This is great news as mobile apps developers who have to deal with a fragmented market. Symbian this, Nokia Developer that, Sprint Developer program this, T-mobile Developer program that, Windows Developer and so on….

It is already bad enough with the Premium SMS fragmented market but the non-iPhone mobile app world need serious infrastructure if they want to attract serious developers .

MobileAppDeveloper

Those US carriers need to open Java APIs. The reason why they failed to attract users is because they restricted those Java APIs which kills the innovation and themselves.

Hey, VZW, ATT, Sprint, T-Mobile … wake up and learn from Apple. If you keep controlling APIs then you don’t have open platform to attract developers! Let it go! Open your Java “Restricted APIs” today to developers today then your problem will be solved in a month.

Otherwise, your so call new “Open Standard” will only end up to recycle bins and killing some trees with no purpose.

Aynd Rand

Give me the developer friendly Apple monopoly any day compared to this motley crew of C-level carrier fools and tools. No one cares anymore about their $10K developer programs, WAP decks and other F($NG nonsense? Too late chumps. Apple read the tealeaves and now they have become the fancy of the legions of creative, ambitious developers.

Ray Esp

Figures that this would happen. The App Store has taken the carriers out of the equation where they the split they used to get was sometimes larger than 70-30.

Tom B

How many mobile operators does it take to screw in a light bulb? OOPS! Wrong joke!

David Spark

I’m sure when the announcement was made there were cheers all around. Execs were slapping each other high five and saying to each other, “Watch out Steve Jobs.” And then as soon as everything calmed down, they all said to themselves, “Oh shit.”

I wrote a piece about this already entitled “Mobile application platform: Can two dozen work better than one?” Read: http://bit.ly/bqRdeG

tim

So, these greedy anti-consumer dumb-pipe operators suddenly have a change of heart and decide to play nice in the name of consumer interest? Yeah right, tell me about it.

Don

hahaha. I am pretty sure that Apple is really pressured on what solutions to come up with this problem!

Shaden Freude

You’re kidding me right?

So, America Movil, AT&T, Bharti Airtel, China Unicom, Deutsche Telekom, KT, mobilkom Austria, MTN Group, NTT Docomo, Orange, Orascom Telecom, Telecom Italia, Telefonica, Telenor, TeliaSonera, SingTel, SK Telecom, Sprint, VimpelCom,WIND, Vodafone, China Mobile, SoftBank, Verizon, LG, Samsung and Sony-Ericsson are all going to get in a room together and come up with a seamless application platform???

This is a joke right? Right???

Could someone invite me the project kick-off meeting…I gotta see this.

Dale
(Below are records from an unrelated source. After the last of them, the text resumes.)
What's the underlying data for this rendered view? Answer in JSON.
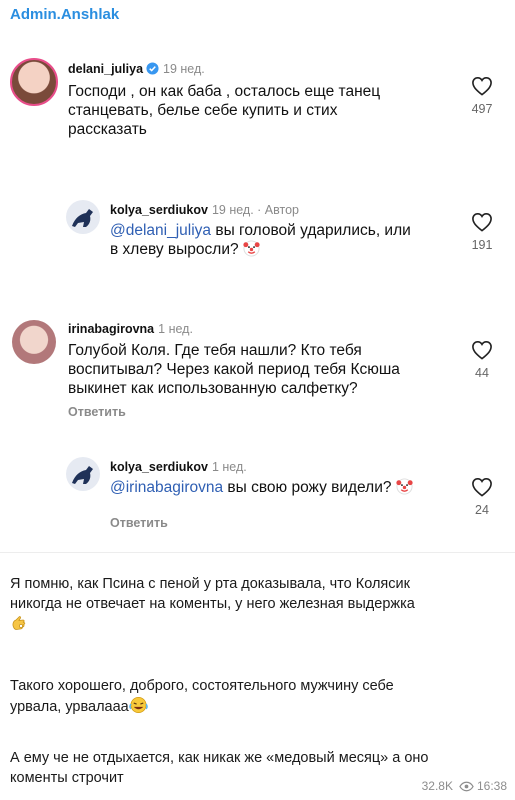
{
  "channel": {
    "name": "Admin.Anshlak"
  },
  "screenshot": {
    "comments": [
      {
        "username": "delani_juliya",
        "meta": "19 нед.",
        "text_lines": [
          "Господи , он как баба , осталось еще танец",
          "станцевать, белье себе купить и стих",
          "рассказать"
        ],
        "likes": "497"
      },
      {
        "username": "kolya_serdiukov",
        "meta": "19 нед. · Автор",
        "mention": "@delani_juliya",
        "text_line1_rest": " вы головой ударились, или",
        "text_line2": "в хлеву выросли? ",
        "likes": "191"
      },
      {
        "username": "irinabagirovna",
        "meta": "1 нед.",
        "text_lines": [
          "Голубой Коля. Где тебя нашли? Кто тебя",
          "воспитывал? Через какой период тебя Ксюша",
          "выкинет как использованную салфетку?"
        ],
        "reply": "Ответить",
        "likes": "44"
      },
      {
        "username": "kolya_serdiukov",
        "meta": "1 нед.",
        "mention": "@irinabagirovna",
        "text_rest": " вы свою рожу видели? ",
        "reply": "Ответить",
        "likes": "24"
      }
    ]
  },
  "post": {
    "paragraphs": [
      [
        "Я помню, как Псина с пеной у рта доказывала, что Колясик",
        "никогда не отвечает на коменты, у него железная выдержка"
      ],
      [
        "Такого хорошего, доброго, состоятельного мужчину себе",
        "урвала, урвалааа"
      ],
      [
        "А ему че не отдыхается, как никак же «медовый месяц» а оно",
        "коменты строчит"
      ]
    ]
  },
  "footer": {
    "views": "32.8K",
    "time": "16:38"
  },
  "icons": [
    "heart-icon",
    "verified-badge-icon",
    "clown-emoji-icon",
    "ok-hand-emoji-icon",
    "laughing-emoji-icon",
    "eye-icon"
  ],
  "colors": {
    "channel": "#2a8ee0",
    "mention": "#2f5fb3",
    "meta": "#8a8a8a"
  }
}
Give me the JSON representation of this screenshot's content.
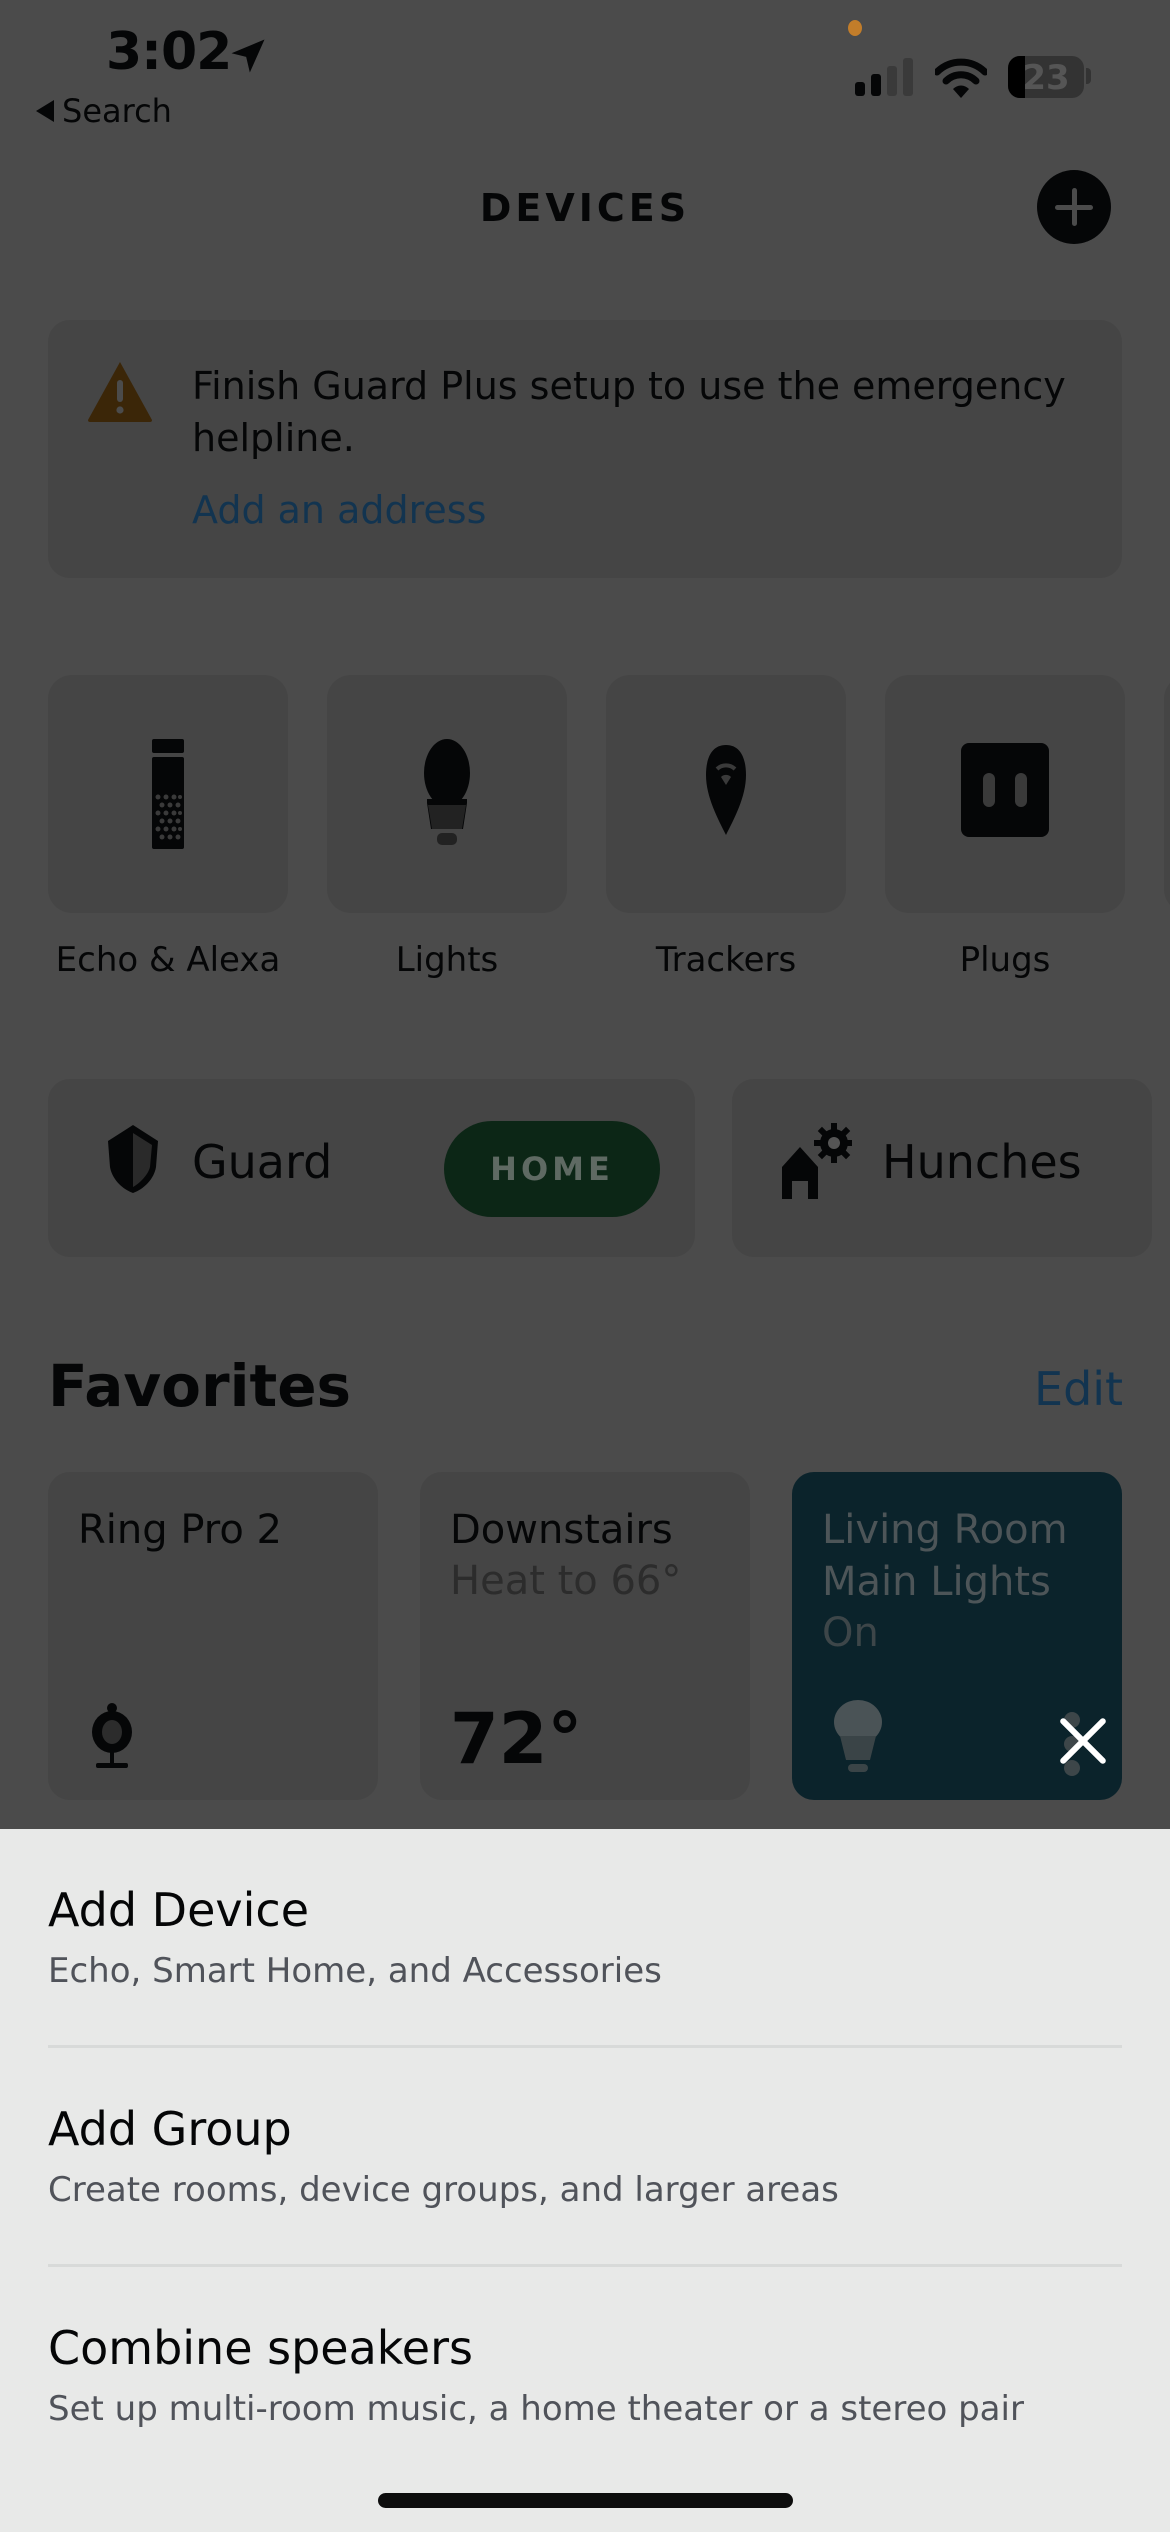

good luck with that guys. Given the past record of most of the carriers in terms of collaboration and standards sharing in the consumers best interest, Id give this a snowballs chance in hell of succeeding

Mitch

This platform could definitely challenge Apple’s hold on the mobile apps market, I doubt that AT&T is part of a union “against Apple’s app store”.

Guest

If there’s anything worse than apple’s hold of the app store, it is this! Everyone I know hates their carrier more than their phone… so why would this EVER succeed?

Comments are closed.